List all lines of the data containing the word "datos".

Data for this task below:

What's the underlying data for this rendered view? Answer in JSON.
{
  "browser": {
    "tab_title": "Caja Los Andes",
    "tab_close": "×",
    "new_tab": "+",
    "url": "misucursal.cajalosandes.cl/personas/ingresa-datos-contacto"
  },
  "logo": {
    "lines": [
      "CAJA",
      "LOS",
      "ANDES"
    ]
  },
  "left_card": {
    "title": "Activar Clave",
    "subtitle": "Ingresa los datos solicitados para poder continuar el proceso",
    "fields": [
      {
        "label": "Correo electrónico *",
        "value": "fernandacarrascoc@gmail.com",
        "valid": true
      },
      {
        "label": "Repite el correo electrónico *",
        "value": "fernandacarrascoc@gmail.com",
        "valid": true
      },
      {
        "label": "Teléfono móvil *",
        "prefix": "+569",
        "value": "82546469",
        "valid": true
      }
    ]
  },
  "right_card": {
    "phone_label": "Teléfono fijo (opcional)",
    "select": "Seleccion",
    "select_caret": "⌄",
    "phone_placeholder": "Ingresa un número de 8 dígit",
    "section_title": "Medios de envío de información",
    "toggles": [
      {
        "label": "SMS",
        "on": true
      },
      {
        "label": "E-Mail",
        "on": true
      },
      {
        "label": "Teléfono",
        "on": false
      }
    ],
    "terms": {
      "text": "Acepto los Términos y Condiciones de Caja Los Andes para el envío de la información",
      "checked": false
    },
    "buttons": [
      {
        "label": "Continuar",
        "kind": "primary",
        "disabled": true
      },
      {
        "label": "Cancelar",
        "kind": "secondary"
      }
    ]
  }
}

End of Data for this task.

Reply to the exercise:
    "url": "misucursal.cajalosandes.cl/personas/ingresa-datos-contacto"
    "subtitle": "Ingresa los datos solicitados para poder continuar el proceso",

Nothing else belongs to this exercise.